By Michael Turton
It appears unlikely that the Haldane School Board will accept a recent offer to purchase the school district’s James Pond property. The $365,000 bid was discussed in executive session at the Oct. 7 meeting of the board. The property, a wooded, 10.6-acre tract of land adjacent to the east end of the Haldane campus, was appraised at $425,000 by McGrath & Associates more than two years ago.
In an email to The Paper on Oct. 15, Haldane School Board President Joe Curto said that he could not divulge details of the executive session discussions but that the offer “was not what we’re looking for.” He also said that he believes “we’ll receive more activity on the site from potential buyers,” stressing that 10 wooded acres of land within walking distance of the village and train station “does have value.” The property is listed by Houlihan Lawrence Real Estate.
Sale of the property had been considered in the past but discussions got serious when the $2 million project to develop a new sports field at Haldane moved forward in 2012. At a meeting in June of that year, then Superintendent of Schools Mark Villanti referred to the sale of James Pond as “a key item,” in funding the long-awaited field upgrade and improvements to the school auditorium.

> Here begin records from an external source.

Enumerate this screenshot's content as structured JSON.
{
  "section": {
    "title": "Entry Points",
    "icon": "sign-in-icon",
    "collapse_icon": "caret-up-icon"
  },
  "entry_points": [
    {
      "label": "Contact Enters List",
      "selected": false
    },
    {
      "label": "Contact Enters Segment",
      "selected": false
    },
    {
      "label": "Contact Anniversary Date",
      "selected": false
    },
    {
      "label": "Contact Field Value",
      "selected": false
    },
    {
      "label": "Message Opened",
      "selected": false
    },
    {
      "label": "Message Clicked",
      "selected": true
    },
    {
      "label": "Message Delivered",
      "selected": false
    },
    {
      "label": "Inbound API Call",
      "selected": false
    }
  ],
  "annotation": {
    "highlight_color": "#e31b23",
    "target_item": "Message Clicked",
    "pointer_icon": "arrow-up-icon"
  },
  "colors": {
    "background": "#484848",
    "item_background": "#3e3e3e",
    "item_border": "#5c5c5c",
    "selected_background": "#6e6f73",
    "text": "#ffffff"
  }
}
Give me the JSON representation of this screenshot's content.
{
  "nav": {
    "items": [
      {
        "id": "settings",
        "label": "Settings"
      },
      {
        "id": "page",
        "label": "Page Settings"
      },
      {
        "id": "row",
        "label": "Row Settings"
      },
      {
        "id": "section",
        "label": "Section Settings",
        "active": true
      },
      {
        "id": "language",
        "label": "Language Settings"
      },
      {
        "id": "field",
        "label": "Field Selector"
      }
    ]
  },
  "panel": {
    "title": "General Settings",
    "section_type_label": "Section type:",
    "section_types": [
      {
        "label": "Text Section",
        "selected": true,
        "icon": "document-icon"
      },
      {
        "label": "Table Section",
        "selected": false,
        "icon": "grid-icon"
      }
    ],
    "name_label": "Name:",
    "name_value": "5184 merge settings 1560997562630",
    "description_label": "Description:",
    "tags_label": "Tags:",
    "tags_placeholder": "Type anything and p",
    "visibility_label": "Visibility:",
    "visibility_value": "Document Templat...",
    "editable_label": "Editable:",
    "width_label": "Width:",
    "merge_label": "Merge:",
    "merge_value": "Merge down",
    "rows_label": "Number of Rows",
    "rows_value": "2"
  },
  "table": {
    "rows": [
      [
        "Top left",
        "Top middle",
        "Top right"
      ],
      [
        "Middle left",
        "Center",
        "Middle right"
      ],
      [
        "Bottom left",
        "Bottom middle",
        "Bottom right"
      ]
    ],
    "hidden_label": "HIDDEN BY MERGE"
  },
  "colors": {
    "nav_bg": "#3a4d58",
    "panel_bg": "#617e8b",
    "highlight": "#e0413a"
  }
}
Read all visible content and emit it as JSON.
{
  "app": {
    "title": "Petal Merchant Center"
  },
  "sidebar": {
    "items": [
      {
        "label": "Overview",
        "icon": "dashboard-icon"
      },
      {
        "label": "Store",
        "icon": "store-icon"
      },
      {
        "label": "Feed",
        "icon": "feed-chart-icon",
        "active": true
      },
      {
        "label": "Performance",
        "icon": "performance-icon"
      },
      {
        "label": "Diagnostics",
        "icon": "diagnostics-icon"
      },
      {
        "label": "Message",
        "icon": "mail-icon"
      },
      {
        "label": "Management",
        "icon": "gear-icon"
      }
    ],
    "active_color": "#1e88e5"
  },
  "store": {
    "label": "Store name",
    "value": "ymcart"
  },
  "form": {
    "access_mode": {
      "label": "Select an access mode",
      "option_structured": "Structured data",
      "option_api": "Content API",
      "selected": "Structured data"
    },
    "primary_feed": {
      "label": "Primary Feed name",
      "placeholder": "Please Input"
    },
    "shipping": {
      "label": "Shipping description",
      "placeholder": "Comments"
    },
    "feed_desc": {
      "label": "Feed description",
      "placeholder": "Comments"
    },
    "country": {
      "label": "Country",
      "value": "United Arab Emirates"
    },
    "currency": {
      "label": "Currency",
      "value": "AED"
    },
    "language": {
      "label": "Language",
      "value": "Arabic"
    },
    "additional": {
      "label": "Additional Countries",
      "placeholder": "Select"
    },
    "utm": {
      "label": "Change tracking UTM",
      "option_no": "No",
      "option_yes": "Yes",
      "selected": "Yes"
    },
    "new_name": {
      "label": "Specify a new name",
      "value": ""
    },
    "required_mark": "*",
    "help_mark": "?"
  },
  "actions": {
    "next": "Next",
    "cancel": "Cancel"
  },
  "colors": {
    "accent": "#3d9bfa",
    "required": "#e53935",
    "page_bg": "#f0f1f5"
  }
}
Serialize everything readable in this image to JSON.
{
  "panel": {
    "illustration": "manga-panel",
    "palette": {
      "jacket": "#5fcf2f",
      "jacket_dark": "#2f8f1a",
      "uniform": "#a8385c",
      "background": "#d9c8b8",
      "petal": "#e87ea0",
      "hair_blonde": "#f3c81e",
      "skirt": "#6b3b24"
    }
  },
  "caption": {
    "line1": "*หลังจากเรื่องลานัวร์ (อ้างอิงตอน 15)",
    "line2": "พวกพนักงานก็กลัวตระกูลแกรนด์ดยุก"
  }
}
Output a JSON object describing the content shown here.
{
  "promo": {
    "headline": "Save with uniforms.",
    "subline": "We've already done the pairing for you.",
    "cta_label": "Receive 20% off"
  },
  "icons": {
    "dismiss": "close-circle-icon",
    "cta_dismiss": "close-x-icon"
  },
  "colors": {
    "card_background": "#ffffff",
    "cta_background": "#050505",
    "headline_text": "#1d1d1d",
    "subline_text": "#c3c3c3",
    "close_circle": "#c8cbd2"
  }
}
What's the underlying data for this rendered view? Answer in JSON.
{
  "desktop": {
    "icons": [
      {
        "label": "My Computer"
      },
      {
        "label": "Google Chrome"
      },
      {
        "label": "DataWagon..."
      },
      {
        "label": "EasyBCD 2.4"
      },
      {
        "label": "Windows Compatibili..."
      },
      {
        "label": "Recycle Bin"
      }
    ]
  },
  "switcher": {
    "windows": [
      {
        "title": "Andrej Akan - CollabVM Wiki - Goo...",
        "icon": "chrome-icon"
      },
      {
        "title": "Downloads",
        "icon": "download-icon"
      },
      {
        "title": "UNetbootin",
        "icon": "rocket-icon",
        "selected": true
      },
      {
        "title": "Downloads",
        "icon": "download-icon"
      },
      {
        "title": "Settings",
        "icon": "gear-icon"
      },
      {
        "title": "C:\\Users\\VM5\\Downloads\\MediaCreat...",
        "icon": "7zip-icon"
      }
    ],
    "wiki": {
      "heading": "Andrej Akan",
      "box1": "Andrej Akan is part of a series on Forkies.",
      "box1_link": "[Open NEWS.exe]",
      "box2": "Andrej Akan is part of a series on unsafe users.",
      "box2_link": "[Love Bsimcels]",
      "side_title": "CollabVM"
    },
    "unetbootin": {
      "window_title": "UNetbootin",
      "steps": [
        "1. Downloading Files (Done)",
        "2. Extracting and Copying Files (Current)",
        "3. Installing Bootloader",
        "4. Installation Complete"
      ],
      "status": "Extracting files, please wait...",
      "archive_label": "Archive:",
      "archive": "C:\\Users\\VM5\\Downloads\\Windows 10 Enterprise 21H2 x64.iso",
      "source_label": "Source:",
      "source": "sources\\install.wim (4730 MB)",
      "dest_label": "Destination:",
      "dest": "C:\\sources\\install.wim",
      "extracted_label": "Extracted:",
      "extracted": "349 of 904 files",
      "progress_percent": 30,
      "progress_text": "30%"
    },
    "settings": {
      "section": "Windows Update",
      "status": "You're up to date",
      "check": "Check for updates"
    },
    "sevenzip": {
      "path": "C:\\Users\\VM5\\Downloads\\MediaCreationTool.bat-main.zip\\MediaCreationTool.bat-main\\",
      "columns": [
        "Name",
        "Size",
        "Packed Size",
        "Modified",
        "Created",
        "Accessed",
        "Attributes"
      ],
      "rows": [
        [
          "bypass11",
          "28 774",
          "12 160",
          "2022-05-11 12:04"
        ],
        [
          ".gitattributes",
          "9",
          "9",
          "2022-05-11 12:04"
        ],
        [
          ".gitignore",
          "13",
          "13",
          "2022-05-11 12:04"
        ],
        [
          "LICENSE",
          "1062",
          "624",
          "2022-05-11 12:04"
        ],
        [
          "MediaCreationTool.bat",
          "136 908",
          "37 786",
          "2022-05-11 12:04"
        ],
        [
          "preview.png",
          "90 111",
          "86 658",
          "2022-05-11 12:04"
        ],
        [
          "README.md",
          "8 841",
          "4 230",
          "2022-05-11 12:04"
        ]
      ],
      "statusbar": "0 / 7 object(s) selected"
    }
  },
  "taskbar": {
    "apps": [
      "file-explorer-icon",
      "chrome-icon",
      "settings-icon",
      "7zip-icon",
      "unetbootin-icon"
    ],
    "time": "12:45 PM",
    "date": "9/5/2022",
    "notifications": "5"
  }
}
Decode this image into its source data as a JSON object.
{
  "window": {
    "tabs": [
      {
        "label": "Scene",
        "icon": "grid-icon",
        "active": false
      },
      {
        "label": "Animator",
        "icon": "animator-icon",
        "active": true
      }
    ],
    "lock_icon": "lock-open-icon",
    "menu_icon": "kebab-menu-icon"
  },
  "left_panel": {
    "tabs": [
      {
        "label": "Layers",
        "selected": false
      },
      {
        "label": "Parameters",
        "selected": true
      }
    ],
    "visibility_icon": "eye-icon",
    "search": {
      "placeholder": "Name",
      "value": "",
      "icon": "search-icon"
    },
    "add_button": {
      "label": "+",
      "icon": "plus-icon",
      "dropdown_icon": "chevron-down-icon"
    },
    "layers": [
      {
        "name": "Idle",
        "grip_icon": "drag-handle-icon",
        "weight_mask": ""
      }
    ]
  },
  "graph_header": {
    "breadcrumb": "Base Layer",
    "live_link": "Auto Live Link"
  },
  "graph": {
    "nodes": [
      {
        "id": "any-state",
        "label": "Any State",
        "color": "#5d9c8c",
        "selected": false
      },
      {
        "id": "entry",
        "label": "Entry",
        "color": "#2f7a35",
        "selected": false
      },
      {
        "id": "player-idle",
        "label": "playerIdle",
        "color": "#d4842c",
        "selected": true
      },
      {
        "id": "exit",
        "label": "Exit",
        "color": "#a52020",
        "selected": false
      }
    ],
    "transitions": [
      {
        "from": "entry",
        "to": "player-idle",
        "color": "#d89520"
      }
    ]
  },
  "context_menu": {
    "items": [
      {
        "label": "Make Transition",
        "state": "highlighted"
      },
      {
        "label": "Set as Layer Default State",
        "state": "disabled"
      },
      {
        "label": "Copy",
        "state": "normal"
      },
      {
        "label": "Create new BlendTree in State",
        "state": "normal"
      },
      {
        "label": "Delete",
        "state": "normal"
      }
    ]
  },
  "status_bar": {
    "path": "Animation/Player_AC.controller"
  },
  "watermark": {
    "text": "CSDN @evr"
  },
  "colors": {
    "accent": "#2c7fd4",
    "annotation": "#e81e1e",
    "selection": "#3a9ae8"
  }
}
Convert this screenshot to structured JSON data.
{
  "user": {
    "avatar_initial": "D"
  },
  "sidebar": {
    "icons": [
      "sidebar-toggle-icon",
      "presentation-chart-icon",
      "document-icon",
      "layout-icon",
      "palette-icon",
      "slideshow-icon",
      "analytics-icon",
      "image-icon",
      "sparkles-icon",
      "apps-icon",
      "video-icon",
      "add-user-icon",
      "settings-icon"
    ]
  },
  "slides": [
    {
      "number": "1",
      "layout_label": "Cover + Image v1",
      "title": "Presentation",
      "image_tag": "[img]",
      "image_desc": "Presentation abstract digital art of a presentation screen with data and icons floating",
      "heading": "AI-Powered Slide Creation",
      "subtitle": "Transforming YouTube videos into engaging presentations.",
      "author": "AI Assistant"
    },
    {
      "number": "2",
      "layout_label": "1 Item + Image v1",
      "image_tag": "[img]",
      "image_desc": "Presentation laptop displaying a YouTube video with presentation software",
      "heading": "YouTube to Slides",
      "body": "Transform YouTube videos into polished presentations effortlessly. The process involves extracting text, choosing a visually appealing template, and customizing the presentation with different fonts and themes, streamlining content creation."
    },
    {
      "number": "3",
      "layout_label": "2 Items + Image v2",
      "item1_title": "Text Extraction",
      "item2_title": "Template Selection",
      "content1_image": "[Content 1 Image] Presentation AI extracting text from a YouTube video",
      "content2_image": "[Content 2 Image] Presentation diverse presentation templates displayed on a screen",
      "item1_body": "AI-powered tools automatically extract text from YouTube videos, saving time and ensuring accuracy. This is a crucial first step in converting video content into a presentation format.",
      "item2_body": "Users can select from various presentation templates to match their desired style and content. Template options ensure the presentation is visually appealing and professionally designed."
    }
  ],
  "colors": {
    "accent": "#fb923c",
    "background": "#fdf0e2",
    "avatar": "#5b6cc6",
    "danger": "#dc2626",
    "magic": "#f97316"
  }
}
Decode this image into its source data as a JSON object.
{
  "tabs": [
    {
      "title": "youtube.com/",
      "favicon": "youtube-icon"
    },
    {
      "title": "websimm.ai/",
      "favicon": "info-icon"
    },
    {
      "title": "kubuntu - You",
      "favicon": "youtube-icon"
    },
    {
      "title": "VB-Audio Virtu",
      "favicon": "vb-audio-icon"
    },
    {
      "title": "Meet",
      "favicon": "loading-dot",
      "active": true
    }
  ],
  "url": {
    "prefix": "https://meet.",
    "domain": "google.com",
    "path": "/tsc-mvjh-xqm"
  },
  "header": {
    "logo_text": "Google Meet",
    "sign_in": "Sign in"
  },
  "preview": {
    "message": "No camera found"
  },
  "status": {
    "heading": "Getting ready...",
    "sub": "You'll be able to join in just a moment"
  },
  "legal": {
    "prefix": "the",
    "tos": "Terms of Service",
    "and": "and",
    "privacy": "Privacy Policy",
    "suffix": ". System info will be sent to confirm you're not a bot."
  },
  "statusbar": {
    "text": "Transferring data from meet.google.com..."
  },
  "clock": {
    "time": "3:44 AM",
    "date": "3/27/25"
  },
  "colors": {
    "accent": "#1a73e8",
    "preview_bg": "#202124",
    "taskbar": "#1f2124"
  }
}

The proposed sale drew no opposition at a public hearing three months later and the initiative was approved in a referendum in November. Sale of the property was first advertised in December 2012. In his email, Curto said that at that time, “The board … was clear [in its] intent to have the land sale help offset the field and auditorium capital project,” ensuring that the initiative would be tax neutral. “That remains the case,” he said.
For many years, Haldane teachers and students have used James Pond as a site for environmental field studies. During discussions regarding disposal of the property two years ago, trustees emphasized that any sale agreement would include provisions to ensure that such educational uses would continue. Curto’s email also confirmed that has not changed.
In 2003, local taxpayers approved development of a sports field on the James Pond property but the project died when neighbors sued the school district. In the settlement that followed, the district’s ability to develop the land was greatly restricted, including a prohibition on any development within 100 feet of the pond. Curto said that the 2012 appraisal was based on development of a one-lot parcel.
File photo by Liz Schevtchuk Armstrong